Since Vista's launch, more than 70 major enterprise software makers have released applications compatible with Vista, including Adobe, Citrix, Oracle, Sun, HP, LANDesk and IBM, according to Microsoft. SP1 will also include support for technologies such as flash memory storage and consumer devices that will use the exFAT file system, support for Secure Digital (SD) Advanced Direct Memory Access (DMA) as well as support for Direct3D 10.1
"SP1 is technically important because it will add support for emerging technologies, devices and standards and will address some early end-user feedback, but it's also symbolically significant for enterprises that have temporarily held off evaluating or deploying Vista," Gray pointed out. "After SP1 starts shipping by the major OEMs in Q1, I expect full-scale enterprise adoption to really kick off in mid-2008 -- in line with the natural PC refresh cycle of enterprises."
The Big WU
Technology and tools included in Vista, however, have slightly altered what Microsoft includes in its service packs and when they are deployed. With the addition of the new Windows Update (WU) tool, the software maker no longer relies exclusively on its SPs as the primary method to disseminate system fixes and enhancements.
Instead, Microsoft can use the WU online service to deliver system repairs and other improvements. The new system alleviates the waiting game many enterprises and home users had to withstand as the company rolled its corrections into a single service pack. On Wednesday, Microsoft released an update using WU to improve two separate fixes to bump up Vista's reliability and performance.

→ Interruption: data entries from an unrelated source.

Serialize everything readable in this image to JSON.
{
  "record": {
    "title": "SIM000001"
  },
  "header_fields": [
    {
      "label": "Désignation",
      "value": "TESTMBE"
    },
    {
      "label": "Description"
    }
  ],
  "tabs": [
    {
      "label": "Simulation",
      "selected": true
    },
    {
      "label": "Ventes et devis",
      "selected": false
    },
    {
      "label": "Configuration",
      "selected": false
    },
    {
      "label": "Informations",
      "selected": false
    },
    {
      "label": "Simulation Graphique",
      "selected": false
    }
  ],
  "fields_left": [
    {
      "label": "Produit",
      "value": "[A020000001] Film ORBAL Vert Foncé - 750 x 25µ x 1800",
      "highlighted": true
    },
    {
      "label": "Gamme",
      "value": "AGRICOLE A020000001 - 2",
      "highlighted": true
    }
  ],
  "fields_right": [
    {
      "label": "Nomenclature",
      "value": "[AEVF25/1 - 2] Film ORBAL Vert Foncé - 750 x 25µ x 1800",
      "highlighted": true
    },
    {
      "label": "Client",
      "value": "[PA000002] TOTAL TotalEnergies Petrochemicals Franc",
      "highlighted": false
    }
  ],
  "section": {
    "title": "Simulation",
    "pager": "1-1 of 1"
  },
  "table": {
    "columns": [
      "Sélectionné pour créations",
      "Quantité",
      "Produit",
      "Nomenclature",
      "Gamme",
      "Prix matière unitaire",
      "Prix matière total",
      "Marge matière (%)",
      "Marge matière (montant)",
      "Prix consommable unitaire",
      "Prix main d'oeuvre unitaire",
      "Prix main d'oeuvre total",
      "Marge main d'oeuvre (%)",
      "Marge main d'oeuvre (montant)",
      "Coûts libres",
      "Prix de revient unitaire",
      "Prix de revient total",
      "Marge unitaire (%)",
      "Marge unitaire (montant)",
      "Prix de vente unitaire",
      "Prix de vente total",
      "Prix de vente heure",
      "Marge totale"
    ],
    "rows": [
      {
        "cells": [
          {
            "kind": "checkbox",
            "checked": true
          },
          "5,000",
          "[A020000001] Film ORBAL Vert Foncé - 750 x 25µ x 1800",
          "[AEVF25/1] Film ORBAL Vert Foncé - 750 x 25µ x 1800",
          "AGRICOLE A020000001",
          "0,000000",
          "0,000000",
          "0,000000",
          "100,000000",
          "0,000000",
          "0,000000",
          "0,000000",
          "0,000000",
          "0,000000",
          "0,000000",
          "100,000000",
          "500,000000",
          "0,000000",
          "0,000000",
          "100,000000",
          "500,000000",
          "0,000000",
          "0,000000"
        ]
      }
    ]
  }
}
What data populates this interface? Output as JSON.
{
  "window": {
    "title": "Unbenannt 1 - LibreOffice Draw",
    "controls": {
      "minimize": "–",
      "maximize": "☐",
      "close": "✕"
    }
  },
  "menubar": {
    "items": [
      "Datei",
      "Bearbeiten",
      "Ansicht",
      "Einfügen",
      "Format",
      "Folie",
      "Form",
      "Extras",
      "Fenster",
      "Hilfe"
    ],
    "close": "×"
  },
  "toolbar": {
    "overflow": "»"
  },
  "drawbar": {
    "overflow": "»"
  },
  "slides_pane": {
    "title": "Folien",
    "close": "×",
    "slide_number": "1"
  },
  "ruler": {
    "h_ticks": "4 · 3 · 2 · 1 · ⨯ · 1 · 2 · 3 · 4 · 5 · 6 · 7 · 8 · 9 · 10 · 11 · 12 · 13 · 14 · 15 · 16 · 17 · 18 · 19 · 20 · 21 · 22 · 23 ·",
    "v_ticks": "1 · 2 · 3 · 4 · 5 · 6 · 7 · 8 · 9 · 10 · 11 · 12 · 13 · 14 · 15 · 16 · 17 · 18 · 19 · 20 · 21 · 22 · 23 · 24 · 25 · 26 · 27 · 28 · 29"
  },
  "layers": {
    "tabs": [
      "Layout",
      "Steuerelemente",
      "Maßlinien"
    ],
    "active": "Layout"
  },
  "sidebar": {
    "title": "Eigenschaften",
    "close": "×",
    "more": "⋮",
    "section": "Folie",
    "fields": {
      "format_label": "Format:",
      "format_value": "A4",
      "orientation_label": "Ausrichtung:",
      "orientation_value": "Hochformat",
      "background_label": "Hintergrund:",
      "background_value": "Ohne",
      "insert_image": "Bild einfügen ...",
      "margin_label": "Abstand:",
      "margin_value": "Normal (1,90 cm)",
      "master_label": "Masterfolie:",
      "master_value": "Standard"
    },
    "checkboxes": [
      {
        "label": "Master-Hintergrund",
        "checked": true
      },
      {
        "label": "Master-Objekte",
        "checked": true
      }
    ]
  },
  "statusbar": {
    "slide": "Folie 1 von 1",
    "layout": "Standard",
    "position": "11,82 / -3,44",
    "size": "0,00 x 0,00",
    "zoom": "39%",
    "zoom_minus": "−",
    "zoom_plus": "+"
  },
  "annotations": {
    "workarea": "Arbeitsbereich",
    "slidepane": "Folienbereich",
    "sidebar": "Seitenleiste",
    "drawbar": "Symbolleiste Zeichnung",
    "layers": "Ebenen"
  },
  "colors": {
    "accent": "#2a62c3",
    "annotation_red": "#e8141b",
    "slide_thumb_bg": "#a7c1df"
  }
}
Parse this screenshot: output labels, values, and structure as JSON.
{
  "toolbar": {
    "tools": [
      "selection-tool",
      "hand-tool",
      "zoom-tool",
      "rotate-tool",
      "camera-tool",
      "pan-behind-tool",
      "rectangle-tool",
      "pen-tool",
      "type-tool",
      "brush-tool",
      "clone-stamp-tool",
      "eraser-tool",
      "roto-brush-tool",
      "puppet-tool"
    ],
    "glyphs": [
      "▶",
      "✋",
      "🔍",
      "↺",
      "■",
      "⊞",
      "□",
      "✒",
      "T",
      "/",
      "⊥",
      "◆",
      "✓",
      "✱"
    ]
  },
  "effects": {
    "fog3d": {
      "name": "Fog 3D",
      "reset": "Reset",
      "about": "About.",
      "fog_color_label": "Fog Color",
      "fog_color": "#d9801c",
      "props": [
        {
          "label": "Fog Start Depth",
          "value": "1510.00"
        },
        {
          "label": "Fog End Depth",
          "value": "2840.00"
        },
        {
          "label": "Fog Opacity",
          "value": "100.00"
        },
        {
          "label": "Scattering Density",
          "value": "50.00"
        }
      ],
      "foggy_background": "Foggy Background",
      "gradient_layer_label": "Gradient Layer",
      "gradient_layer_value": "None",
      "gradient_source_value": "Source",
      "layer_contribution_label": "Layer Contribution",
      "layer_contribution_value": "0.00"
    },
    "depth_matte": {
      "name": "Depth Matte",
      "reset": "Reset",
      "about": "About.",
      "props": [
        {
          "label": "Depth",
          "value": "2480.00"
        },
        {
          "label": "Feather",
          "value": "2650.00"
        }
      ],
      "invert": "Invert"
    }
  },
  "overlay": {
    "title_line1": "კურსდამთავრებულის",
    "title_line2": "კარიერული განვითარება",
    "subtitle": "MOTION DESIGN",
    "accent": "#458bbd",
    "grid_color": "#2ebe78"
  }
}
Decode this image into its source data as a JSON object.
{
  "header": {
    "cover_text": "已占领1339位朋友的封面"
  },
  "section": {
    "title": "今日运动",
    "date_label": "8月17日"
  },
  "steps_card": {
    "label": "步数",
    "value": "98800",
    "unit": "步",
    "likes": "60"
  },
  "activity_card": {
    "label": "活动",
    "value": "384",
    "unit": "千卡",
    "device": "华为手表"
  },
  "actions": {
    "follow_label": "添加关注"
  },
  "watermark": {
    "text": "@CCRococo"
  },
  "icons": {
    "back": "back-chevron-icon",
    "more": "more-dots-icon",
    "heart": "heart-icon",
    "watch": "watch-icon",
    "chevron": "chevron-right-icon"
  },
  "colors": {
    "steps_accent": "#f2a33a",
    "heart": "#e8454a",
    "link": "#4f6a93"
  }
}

"WU makes service packs less important because many important updates will be available long before the SP," Gartner's Silver noted. "But SPs are still important because they mark when the clock starts ticking for the end of support of the previous SP."
With mainstream deployment of the OS already underway, Silver said, it will pick-up after the release of SP1. "Most organizations will still need a few months to test the SP and integrate it into the process."
Among the improvements included in the upcoming SP security, reliability and performance are top priorities.
Users frustrated with Vista's sometimes sluggish performance may see a boost after installing the SP. It's designed to improve the speed of extracting and copying files and shorten the time needed to switch from "Hibernate" and "Resume" modes to become active. Domain-joined PCs will function more quickly when operating off the domain.
On the security front, SP1 will provide security software vendors with a more secure method to communicate with Windows Security Center. It will include application programming interfaces (APIs) by which third-party security and malicious software detection applications can work with kernel patch protection on x64 versions of Vista. The API, Microsoft said, will help ISVs develop software that extends the functionality of the Windows kernel on x64 computers without disabling or weakening the protection offered by kernel patch protection.
SP1 will also improve the security of running RemoteApp programs and desktops by allowing Remote Desktop Protocol files to be signed, thus allowing users to differentiate user experiences based on the publisher's identity.
In terms of reliability, Microsoft said it continues to look at some of the most common causes of crashes and hangs in order to give users a more consistent experience. In this category, many of the planned improvements will specifically address issues identified in feedback provided by the Windows Error Reporting tool.
The service pack, Microsoft said, will improve reliability and compatibility of the OS when used with cutting-edge graphics cards in several scenarios and configurations as well as bump up reliability in networking configuration scenarios and for systems upgraded from Windows XP to Vista. Laptops used in conjunction with external displays will be more reliable as well. Vista will provide more compatibility with printer drivers. SP1 will also increase reliability and performance as the OS moves from sleep to active use and vice versa, according to Microsoft.